Mary Theresa Coolican was born in London in 1927, but met her future husband Denis Kelly while studying English at Edinburgh University. The couple were married in 1950 and after graduation went into teaching, with Mary’s first job being at the Convent of the Handmaids of the Sacred Heart of Jesus in Beckenham. She was inspired to write Due to a Death (1962) after a holiday with Denis in Greenhithe, which they spent unsuccessfully looking for orchids. The the Bull and George in Dartford, where the couple stayed, is now Boots the Chemist.

Another Londoner with more than one foot in Kent, Julian Symons was struck by the evocative setting while finding the narrator ‘tediously hysterical’. An article in The Times commented perceptively in 1969 that Mary Kelly’s fictional crimes were ‘not so much quick clean thrusts as concealed haemorrhages cruelly spreading.’1

Editor of the British Library Crime series Martin Edwards has described her as an ‘enigma’. But why did Kelly, whose 1961 novel The Spoilt Kill had just won her a Golden Dagger award from the Crime Writers’ Association, risk setting her next work in a small coastal town backing onto a cement works?

The seaside resort had been a favourite setting for fictional crime since the nineteenth century. Authors such as Mary Braddon and Wilkie Collins were quick to sense the possibilities of deserted holiday towns: autumn sunlight peeling drearily off gaudily painted house-fronts, the pier like an empty stage set scrubbed raw by an indifferent sea. But this subversive image only works because of the reader’s own investment in the summer holiday – imagining the same town as vibrant theatre where anything could happen, with the added excitement of knowing that nothing is quite what it seems…

With the slow decay of the UK holiday industry in the second half of the twentieth century writers later looked back to this Victorian heritage across an insuperable divide.
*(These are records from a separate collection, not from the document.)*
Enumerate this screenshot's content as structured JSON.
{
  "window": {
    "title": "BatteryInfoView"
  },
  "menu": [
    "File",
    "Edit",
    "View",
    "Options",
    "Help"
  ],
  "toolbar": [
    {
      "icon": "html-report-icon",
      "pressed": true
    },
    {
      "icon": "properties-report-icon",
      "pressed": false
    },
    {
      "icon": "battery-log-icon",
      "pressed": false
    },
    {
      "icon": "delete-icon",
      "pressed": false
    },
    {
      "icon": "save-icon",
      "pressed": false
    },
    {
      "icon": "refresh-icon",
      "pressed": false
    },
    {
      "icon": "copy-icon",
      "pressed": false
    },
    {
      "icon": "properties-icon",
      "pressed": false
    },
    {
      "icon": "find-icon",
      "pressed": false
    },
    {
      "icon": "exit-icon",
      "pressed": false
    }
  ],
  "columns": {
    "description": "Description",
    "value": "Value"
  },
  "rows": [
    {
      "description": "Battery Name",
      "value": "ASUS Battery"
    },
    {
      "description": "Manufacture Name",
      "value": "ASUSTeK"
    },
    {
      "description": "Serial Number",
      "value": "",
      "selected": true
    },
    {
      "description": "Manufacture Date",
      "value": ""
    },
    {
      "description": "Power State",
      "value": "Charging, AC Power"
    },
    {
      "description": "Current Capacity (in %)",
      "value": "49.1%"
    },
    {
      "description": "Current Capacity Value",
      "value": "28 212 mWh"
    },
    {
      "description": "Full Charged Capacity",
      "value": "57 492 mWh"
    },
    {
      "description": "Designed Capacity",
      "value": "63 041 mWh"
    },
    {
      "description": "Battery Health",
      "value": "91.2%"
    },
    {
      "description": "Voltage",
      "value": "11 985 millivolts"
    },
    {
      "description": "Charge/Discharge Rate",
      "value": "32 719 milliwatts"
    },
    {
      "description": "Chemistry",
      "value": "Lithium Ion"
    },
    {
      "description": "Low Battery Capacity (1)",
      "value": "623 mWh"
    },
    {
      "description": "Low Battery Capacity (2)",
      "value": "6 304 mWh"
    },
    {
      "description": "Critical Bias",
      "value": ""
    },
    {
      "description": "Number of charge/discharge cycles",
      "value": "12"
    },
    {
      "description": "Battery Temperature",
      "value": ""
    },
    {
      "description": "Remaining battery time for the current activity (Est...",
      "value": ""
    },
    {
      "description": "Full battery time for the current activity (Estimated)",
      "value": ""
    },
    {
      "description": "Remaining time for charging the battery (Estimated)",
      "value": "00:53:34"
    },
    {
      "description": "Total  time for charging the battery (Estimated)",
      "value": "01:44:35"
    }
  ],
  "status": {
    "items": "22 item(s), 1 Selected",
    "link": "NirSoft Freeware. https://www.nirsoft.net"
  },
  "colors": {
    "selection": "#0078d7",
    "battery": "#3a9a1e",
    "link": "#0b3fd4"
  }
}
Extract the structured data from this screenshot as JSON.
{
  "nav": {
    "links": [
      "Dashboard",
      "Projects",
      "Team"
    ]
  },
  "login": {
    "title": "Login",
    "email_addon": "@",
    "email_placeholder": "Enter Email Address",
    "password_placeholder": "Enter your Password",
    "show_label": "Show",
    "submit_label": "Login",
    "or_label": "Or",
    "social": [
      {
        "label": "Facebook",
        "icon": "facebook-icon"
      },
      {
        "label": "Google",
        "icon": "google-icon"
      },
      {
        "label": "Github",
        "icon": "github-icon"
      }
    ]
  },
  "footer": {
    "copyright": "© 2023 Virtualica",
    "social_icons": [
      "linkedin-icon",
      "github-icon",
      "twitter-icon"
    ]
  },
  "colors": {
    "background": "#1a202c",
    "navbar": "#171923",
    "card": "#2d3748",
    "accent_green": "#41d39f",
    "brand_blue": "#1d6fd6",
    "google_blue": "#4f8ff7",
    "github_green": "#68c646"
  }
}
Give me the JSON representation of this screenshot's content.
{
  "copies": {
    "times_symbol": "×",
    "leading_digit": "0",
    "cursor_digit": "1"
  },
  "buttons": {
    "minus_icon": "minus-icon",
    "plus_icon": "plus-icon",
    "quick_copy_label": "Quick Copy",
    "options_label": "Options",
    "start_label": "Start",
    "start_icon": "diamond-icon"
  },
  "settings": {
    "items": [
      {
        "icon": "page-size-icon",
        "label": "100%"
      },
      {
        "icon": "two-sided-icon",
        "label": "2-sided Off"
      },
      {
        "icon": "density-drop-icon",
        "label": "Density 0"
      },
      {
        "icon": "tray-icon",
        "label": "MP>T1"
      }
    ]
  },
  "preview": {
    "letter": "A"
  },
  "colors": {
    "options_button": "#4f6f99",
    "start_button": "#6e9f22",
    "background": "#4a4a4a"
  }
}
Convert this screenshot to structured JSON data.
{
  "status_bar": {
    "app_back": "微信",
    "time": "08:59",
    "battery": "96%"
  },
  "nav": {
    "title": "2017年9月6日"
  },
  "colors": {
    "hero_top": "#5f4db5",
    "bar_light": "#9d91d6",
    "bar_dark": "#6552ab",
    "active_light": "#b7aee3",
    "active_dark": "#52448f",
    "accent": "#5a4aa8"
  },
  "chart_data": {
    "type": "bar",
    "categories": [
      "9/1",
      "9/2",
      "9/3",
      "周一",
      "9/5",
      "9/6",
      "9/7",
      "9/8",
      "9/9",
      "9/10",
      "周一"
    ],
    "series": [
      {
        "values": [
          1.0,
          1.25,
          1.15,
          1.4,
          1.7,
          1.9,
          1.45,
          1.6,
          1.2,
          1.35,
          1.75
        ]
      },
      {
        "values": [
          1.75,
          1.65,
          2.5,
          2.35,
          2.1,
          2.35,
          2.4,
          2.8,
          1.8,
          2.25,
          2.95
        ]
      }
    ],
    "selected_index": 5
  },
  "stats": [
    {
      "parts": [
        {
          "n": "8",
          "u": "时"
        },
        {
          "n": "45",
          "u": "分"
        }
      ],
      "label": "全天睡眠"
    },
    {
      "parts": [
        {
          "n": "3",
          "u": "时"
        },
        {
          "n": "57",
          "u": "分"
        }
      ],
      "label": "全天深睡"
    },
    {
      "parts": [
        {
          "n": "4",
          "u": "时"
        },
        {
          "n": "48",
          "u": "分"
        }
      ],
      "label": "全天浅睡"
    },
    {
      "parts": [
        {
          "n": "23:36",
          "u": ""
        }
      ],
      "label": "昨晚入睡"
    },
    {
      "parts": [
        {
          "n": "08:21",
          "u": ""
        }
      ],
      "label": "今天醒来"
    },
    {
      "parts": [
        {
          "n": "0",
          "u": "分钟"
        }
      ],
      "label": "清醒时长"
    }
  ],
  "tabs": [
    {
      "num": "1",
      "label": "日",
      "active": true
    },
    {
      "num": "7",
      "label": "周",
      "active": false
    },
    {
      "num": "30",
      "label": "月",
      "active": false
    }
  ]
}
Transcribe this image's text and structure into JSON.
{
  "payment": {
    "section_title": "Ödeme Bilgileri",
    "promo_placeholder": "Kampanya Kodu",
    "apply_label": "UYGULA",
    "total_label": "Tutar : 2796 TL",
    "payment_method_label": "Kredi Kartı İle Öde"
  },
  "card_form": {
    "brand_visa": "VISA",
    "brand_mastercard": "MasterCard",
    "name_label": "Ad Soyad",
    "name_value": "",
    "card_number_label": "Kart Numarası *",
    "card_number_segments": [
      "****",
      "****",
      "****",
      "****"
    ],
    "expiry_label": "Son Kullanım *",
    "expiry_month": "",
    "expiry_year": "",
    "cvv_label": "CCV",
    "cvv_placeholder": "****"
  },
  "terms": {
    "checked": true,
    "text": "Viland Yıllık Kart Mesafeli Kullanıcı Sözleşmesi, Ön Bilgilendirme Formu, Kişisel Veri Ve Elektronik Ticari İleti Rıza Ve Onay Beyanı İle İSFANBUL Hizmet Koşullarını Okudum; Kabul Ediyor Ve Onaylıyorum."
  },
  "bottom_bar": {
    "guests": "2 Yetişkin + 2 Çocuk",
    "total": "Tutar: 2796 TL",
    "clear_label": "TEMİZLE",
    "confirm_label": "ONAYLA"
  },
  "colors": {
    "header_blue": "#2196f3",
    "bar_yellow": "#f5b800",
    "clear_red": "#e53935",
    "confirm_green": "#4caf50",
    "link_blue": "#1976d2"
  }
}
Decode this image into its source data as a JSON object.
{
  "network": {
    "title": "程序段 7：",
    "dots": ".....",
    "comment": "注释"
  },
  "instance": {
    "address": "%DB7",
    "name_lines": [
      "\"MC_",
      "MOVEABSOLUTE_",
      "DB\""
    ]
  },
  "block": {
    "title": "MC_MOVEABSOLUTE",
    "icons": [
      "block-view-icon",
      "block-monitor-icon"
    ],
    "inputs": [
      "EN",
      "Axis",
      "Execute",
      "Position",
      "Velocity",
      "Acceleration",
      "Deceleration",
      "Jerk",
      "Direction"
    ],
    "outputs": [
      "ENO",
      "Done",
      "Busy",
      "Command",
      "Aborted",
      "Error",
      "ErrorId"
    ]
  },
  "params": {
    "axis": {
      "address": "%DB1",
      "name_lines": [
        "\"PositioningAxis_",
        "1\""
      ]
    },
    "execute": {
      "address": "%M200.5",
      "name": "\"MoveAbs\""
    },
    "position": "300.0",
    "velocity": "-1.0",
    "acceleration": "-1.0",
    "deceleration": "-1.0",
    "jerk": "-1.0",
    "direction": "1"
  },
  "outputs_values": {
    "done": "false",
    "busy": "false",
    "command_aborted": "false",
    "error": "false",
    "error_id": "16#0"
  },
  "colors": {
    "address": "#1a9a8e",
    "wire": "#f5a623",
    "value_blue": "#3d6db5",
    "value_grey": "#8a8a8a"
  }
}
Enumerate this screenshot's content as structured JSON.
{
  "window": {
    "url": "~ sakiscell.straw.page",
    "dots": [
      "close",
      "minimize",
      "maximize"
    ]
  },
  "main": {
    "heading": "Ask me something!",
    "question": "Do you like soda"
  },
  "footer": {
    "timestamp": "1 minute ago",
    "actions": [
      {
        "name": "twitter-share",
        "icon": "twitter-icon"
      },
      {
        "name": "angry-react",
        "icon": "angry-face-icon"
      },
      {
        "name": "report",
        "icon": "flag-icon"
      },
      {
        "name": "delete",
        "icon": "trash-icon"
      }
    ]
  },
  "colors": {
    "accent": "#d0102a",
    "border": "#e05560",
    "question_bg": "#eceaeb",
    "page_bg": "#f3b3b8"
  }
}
If the renowned resorts such as Margate and Folkestone had been undermined by decades of neglect, a small town on the Medway can be presented in almost parodic terms. In Due to a Death the fictional Gunfleet is ‘lapped by the river, sequestered in trees, half a mile from the road… a decaying village, a single street stricken since Trafalgar, an air lock in time’.2 The bus from the nearby towns of Shayle and Culham (probably Dartford and Gravesend respectively) only goes through Gunfleet every two hours and the narrator is scathing about its:

‘sole amenity. The promenade. A half-mile strip of parched grass, embellished with ornate Edwardian benches from which the white paint was flaking, cast-offs of some thriving resort, a bargain to assure the poor of Gunfleet that they were not neglected’3.

In this unpromising setting the marital frustrations of the female characters do nothing to draw them together; rather than illicit escape, the familiar tropes of adultery and murder simply intensify the narrator’s feeling that she is trapped in a nightmare of her own choosing. When the truth is finally revealed it is less dramatic and yet more horrible than she had feared.

This article was published: 29 August 2023.


Edwards, Martin. ‘All Will Be Revealed: Rediscovering Mary Kelly.’ CADS 84 (December 2020). 3-9.
Kelly, Mary. Due to a Death. London: British Library Crime Classics, 2021.
Oulton, Carolyn. Down From London: Seaside Reading in the Railway Age. Liverpool: Liverpool University Press, 2022. ‘Pooter.’ 8 March 1969. 20. The Times Digital Archive. link.gale.com/apps/doc/CS336556136/TTDA?u=ccc_uni&sid=bookmark-TTDA. Accessed 20 July 2023.

With thanks to Jenny Hobart of Dartford Library for confirming details of the various amenities in Dartford and Gravesend, as well as the hotel where Mary Kelly stayed. Email 22 September 2023.


  1. ‘Pooter’. 

  2. Due to a Death 16. 

  3. Due to a Death 38.